The BC Securities Commission (BCSC) has always been “forward-thinking” when helping local financial technology (fintech) companies navigate complex regulations, according to Ali Pourdad.
But the CEO of Vancouver-based Progressa says new initiatives from the Ontario Securities Commission (OSC) could put B.C. fintechs and regulators at risk of playing catch-up with their central Canadian counterparts.
In late October, the OSC unveiled LaunchPad, a program designed to help locally based fintechs navigate securities law requirements.
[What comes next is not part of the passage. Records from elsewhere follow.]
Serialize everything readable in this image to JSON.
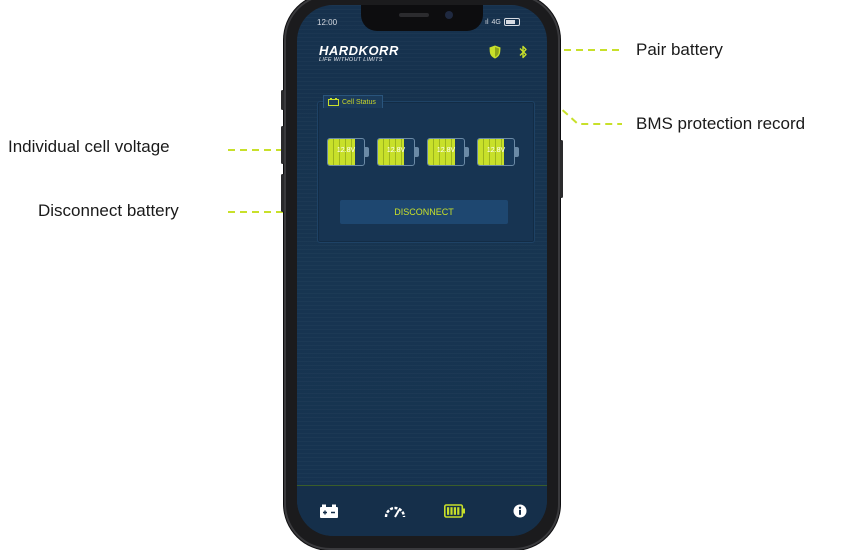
{
  "status_bar": {
    "time": "12:00",
    "network": "4G"
  },
  "app": {
    "brand": "HARDKORR",
    "tagline": "LIFE WITHOUT LIMITS"
  },
  "header_icons": {
    "shield": "shield-icon",
    "bluetooth": "bluetooth-icon"
  },
  "cell_status": {
    "title": "Cell Status",
    "cells": [
      {
        "label": "12.8V",
        "level": 0.75
      },
      {
        "label": "12.8V",
        "level": 0.72
      },
      {
        "label": "12.8V",
        "level": 0.74
      },
      {
        "label": "12.8V",
        "level": 0.71
      }
    ]
  },
  "disconnect_button": "DISCONNECT",
  "tabbar": [
    "battery-status-icon",
    "gauge-icon",
    "battery-cells-icon",
    "info-icon"
  ],
  "callouts": {
    "pair_battery": "Pair battery",
    "bms_record": "BMS protection record",
    "cell_voltage": "Individual cell voltage",
    "disconnect": "Disconnect battery"
  },
  "colors": {
    "accent": "#c8e02a",
    "screen_bg": "#163250",
    "callout_line": "#c8e02a"
  }
}
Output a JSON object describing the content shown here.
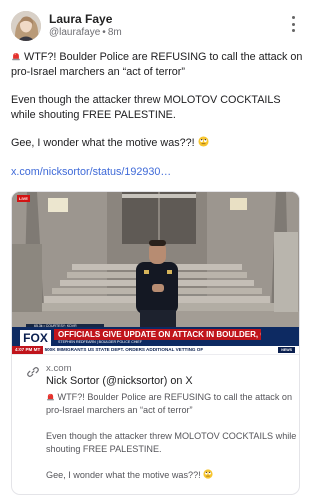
{
  "author": {
    "name": "Laura Faye",
    "handle": "@laurafaye",
    "separator": "•",
    "time": "8m"
  },
  "post": {
    "paragraph_1": "WTF?! Boulder Police are REFUSING to call the attack on pro-Israel marchers an “act of terror”",
    "paragraph_2": "Even though the attacker threw MOLOTOV COCKTAILS while shouting FREE PALESTINE.",
    "paragraph_3": "Gee, I wonder what the motive was??!",
    "link": "x.com/nicksortor/status/192930…"
  },
  "card": {
    "domain": "x.com",
    "title": "Nick Sortor (@nicksortor) on X",
    "desc_1": "WTF?! Boulder Police are REFUSING to call the attack on pro-Israel marchers an “act of terror”",
    "desc_2": "Even though the attacker threw MOLOTOV COCKTAILS while shouting FREE PALESTINE.",
    "desc_3": "Gee, I wonder what the motive was??!"
  },
  "video": {
    "live": "LIVE",
    "topstrip": "65.3k • COURTESY: KDVR",
    "channel": "FOX",
    "headline": "OFFICIALS GIVE UPDATE ON ATTACK IN BOULDER, CO",
    "subline": "STEPHEN REDFEARN | BOULDER POLICE CHIEF",
    "time": "4:07 PM MT",
    "ticker": "500K IMMIGRANTS   US STATE DEPT. ORDERS ADDITIONAL VETTING OF",
    "newsbox": "NEWS"
  },
  "icons": {
    "siren": "police-car-light-emoji",
    "eyeroll": "face-with-rolling-eyes-emoji",
    "more": "vertical-ellipsis-icon",
    "link": "link-icon"
  },
  "colors": {
    "link": "#3f6ad8",
    "fox_navy": "#0d2a62",
    "fox_red": "#c0141b"
  }
}
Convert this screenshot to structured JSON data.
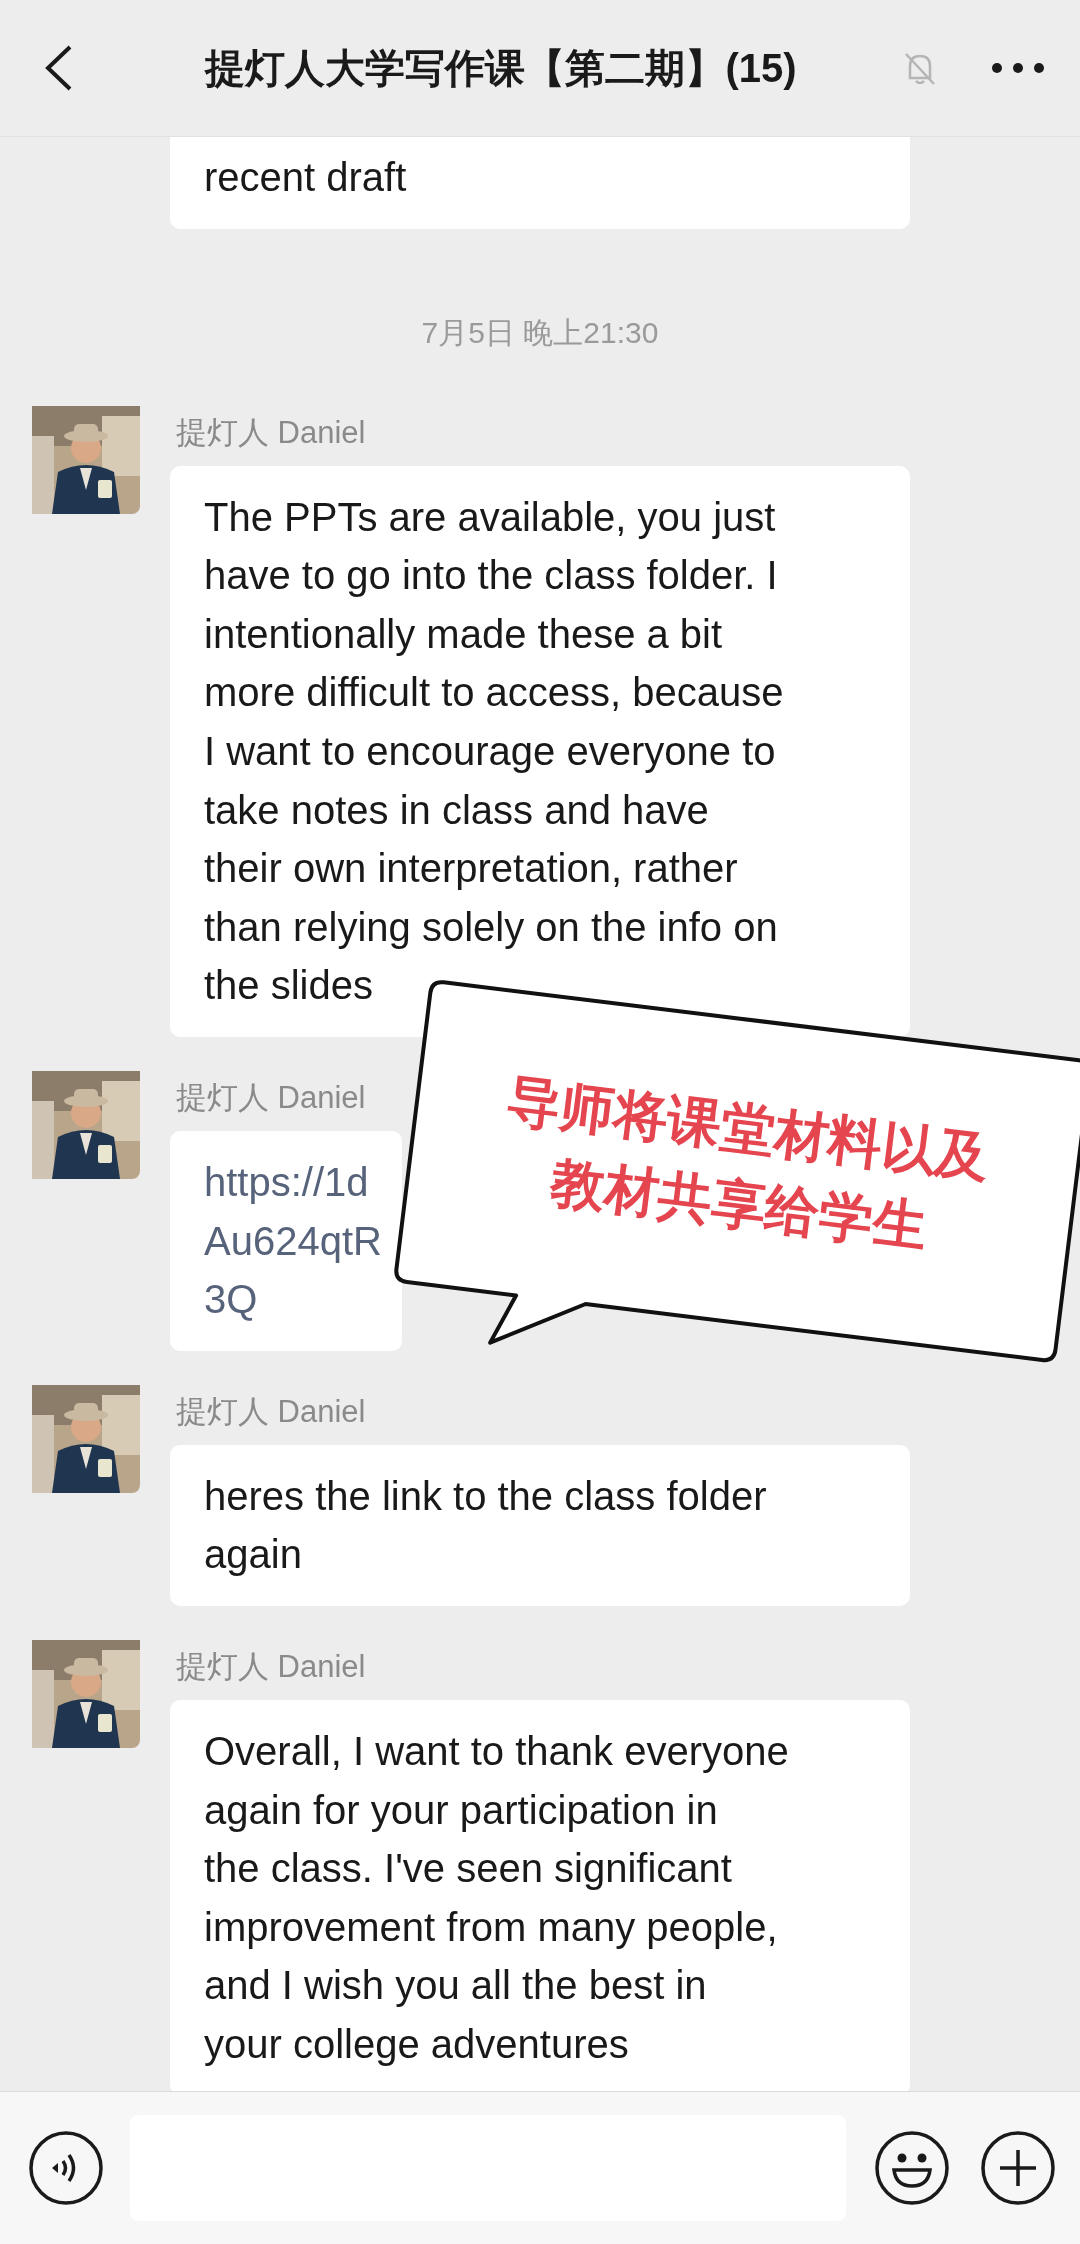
{
  "header": {
    "title": "提灯人大学写作课【第二期】(15)",
    "muted": true
  },
  "messages": [
    {
      "kind": "cut",
      "lines": [
        "recent draft"
      ]
    },
    {
      "kind": "time",
      "lines": [
        "7月5日 晚上21:30"
      ]
    },
    {
      "kind": "text",
      "sender": "提灯人 Daniel",
      "lines": [
        "The PPTs are available, you just",
        "have to go into the class folder. I",
        "intentionally made these a bit",
        "more difficult to access, because",
        "I want to encourage everyone to",
        "take notes in class and have",
        "their own interpretation, rather",
        "than relying solely on the info on",
        "the slides"
      ]
    },
    {
      "kind": "link",
      "sender": "提灯人 Daniel",
      "lines": [
        "https://1d",
        "Au624qtR",
        "3Q"
      ]
    },
    {
      "kind": "text",
      "sender": "提灯人 Daniel",
      "lines": [
        "heres the link to the class folder",
        "again"
      ]
    },
    {
      "kind": "text",
      "sender": "提灯人 Daniel",
      "lines": [
        "Overall, I want to thank everyone",
        "again for your participation in",
        "the class. I've seen significant",
        "improvement from many people,",
        "and I wish you all the best in",
        "your college adventures"
      ]
    }
  ],
  "annotation": {
    "lines": [
      "导师将课堂材料以及",
      "教材共享给学生"
    ]
  }
}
A week later, the regulator announced it was seeking applications on a newly established fintech advisory committee to advise OSC LaunchPad staff.
The changes come eight months after Toronto’s Lending Loop voluntarily suspended operations in March after the OSC notified the peer-to-peer lending service it was not in compliance with provincial regulations.
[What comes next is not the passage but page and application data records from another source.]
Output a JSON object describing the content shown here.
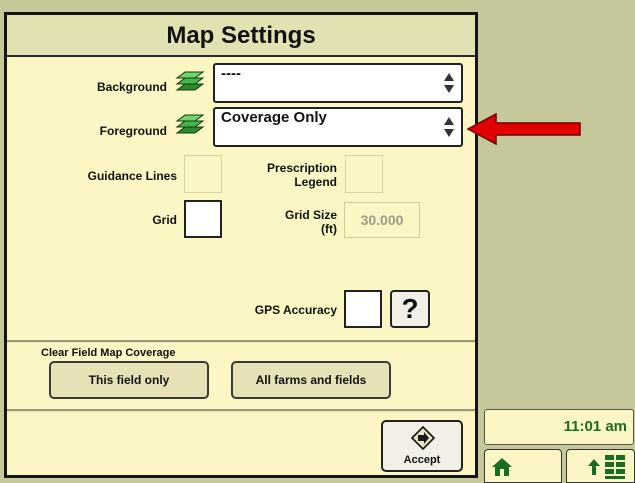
{
  "dialog": {
    "title": "Map Settings",
    "background": {
      "label": "Background",
      "value": "----",
      "icon": "layers-icon"
    },
    "foreground": {
      "label": "Foreground",
      "value": "Coverage Only",
      "icon": "layers-icon"
    },
    "guidance_lines": {
      "label": "Guidance Lines",
      "checked": false,
      "enabled": false
    },
    "prescription_legend": {
      "label_line1": "Prescription",
      "label_line2": "Legend",
      "checked": false,
      "enabled": false
    },
    "grid": {
      "label": "Grid",
      "checked": false
    },
    "grid_size": {
      "label_line1": "Grid Size",
      "label_line2": "(ft)",
      "value": "30.000",
      "enabled": false
    },
    "gps_accuracy": {
      "label": "GPS Accuracy",
      "checked": false
    },
    "help_button": {
      "label": "?"
    },
    "clear_coverage": {
      "title": "Clear Field Map Coverage",
      "this_field_label": "This field only",
      "all_fields_label": "All farms and fields"
    },
    "accept_label": "Accept"
  },
  "status": {
    "time": "11:01 am"
  },
  "annotation": {
    "arrow_color": "#e30000"
  },
  "colors": {
    "panel_bg": "#fbf6c4",
    "desktop_bg": "#c7c89a",
    "title_bg": "#e3e1b2",
    "layers_green": "#2b8a2b",
    "clock_text": "#1a6c23"
  }
}
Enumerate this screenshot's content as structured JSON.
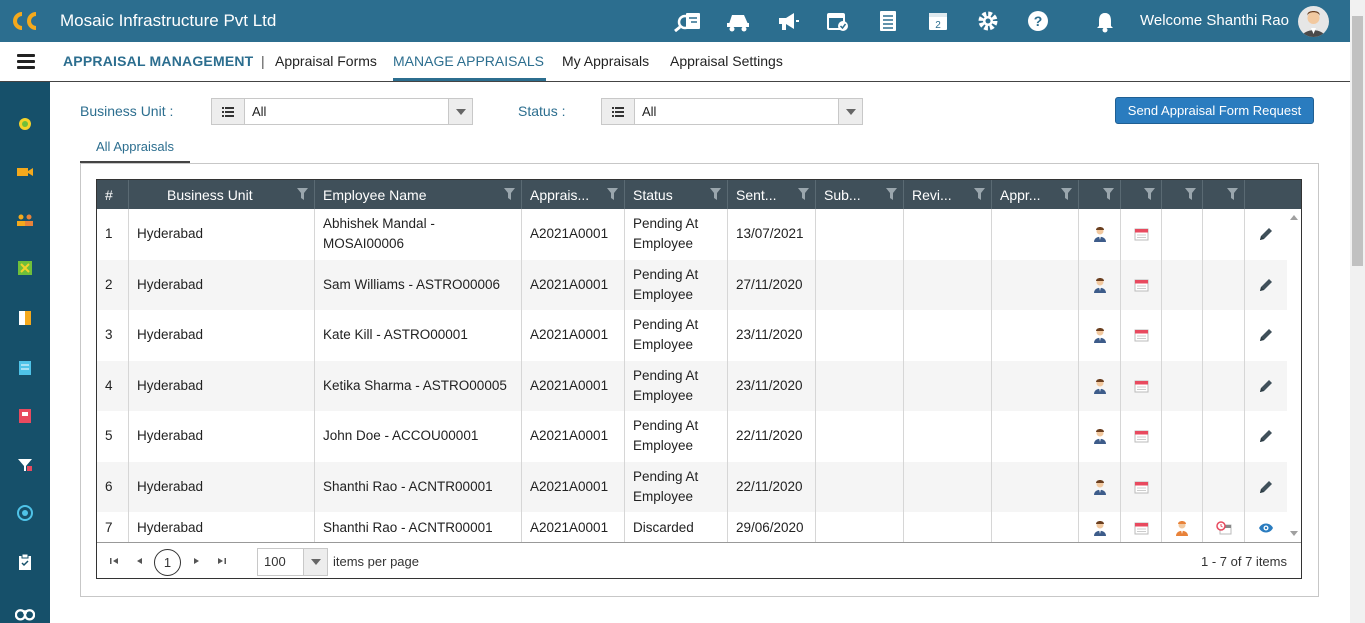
{
  "header": {
    "company": "Mosaic Infrastructure Pvt Ltd",
    "welcome": "Welcome Shanthi Rao",
    "icons": [
      "search-report-icon",
      "transport-icon",
      "announcement-icon",
      "calendar-check-icon",
      "document-list-icon",
      "calendar-date-icon",
      "gear-icon",
      "help-icon",
      "bell-icon"
    ]
  },
  "nav": {
    "title": "APPRAISAL MANAGEMENT",
    "separator": "|",
    "items": [
      "Appraisal Forms",
      "MANAGE APPRAISALS",
      "My Appraisals",
      "Appraisal Settings"
    ]
  },
  "filters": {
    "business_unit_label": "Business Unit :",
    "business_unit_value": "All",
    "status_label": "Status :",
    "status_value": "All",
    "send_button": "Send Appraisal Form Request"
  },
  "tab": {
    "label": "All Appraisals"
  },
  "grid": {
    "columns": [
      "#",
      "Business Unit",
      "Employee Name",
      "Apprais...",
      "Status",
      "Sent...",
      "Sub...",
      "Revi...",
      "Appr..."
    ],
    "rows": [
      {
        "num": "1",
        "bu": "Hyderabad",
        "emp": "Abhishek Mandal - MOSAI00006",
        "code": "A2021A0001",
        "status": "Pending At Employee",
        "sent": "13/07/2021",
        "discarded": false
      },
      {
        "num": "2",
        "bu": "Hyderabad",
        "emp": "Sam Williams - ASTRO00006",
        "code": "A2021A0001",
        "status": "Pending At Employee",
        "sent": "27/11/2020",
        "discarded": false
      },
      {
        "num": "3",
        "bu": "Hyderabad",
        "emp": "Kate Kill - ASTRO00001",
        "code": "A2021A0001",
        "status": "Pending At Employee",
        "sent": "23/11/2020",
        "discarded": false
      },
      {
        "num": "4",
        "bu": "Hyderabad",
        "emp": "Ketika Sharma - ASTRO00005",
        "code": "A2021A0001",
        "status": "Pending At Employee",
        "sent": "23/11/2020",
        "discarded": false
      },
      {
        "num": "5",
        "bu": "Hyderabad",
        "emp": "John Doe - ACCOU00001",
        "code": "A2021A0001",
        "status": "Pending At Employee",
        "sent": "22/11/2020",
        "discarded": false
      },
      {
        "num": "6",
        "bu": "Hyderabad",
        "emp": "Shanthi Rao - ACNTR00001",
        "code": "A2021A0001",
        "status": "Pending At Employee",
        "sent": "22/11/2020",
        "discarded": false
      },
      {
        "num": "7",
        "bu": "Hyderabad",
        "emp": "Shanthi Rao - ACNTR00001",
        "code": "A2021A0001",
        "status": "Discarded",
        "sent": "29/06/2020",
        "discarded": true
      }
    ]
  },
  "pager": {
    "current_page": "1",
    "per_page": "100",
    "per_page_label": "items per page",
    "range": "1 - 7 of 7 items"
  },
  "colors": {
    "topbar": "#2c6e8f",
    "sidebar": "#16506a",
    "accent": "#2c6e8f",
    "header": "#40505a",
    "button": "#2a7cbf"
  }
}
Lending Loop allows retail investors to lend money to small businesses that often pay lower interest rates than those offered by traditional institutions.
After consulting with the OSC and completing a registration process to become an exempt market dealer, Lending Loop re-launched in October.
Pourdad said a B.C.-based program similar to LaunchPad is “absolutely” necessary for the health of the local fintech sector.
“I do see [the BCSC] stepping forward, although I think it’s necessary for them to do that sooner rather than later; otherwise they could see themselves playing catch-up in a situation,” said Pourdad, whose fintech company specializes in personal loans.
Alixe Cormick, a corporate securities lawyer and founder of Vancouver-based Venture Law Corp., said many in the Canadian fintech sector wanted LaunchPad to be similar to the “regulatory sandbox” the U.K.’s Financial Conduct Authority (FCA) unveiled last year.
The sandbox allows British fintech companies accepted into the program to test products and services in what the FCA describes as a “safe space” that would exempt them from many regulations that normally apply.
“We had all hoped [LaunchPad] was going to be that but it’s not,” Cormick said, adding LaunchPad functions more like a request for service that can also provide exemptions.
“A fintech advisory board [in B.C.] probably would go a longer way than a LaunchPad.”
Mark Wang, the BCSC’s director of capital markets regulation, said one of the regulator’s mandates is to help companies navigate the province’s securities regulatory framework “and we are considering if we can do more on that front.”
“We have dealt with a number of fintech companies over the course of the last few years and we are starting to build up a fair amount of expertise in these types of business models,” he said.
“So we are positioned to assist fintech companies when they reach out to us so we can help guide them through what they need to do.”
Since 2011, 24 fintech companies have launched in B.C., bringing the total to 29, according to figures from the BC Tech Association.
Wang said the BCSC is not proposing any changes to regulations to accommodate the growth of the local industry.
Instead, he said the regulator would continue to evaluate the different business models on a case-by-case basis when granting exemptions from certain regulatory requirements.@reporton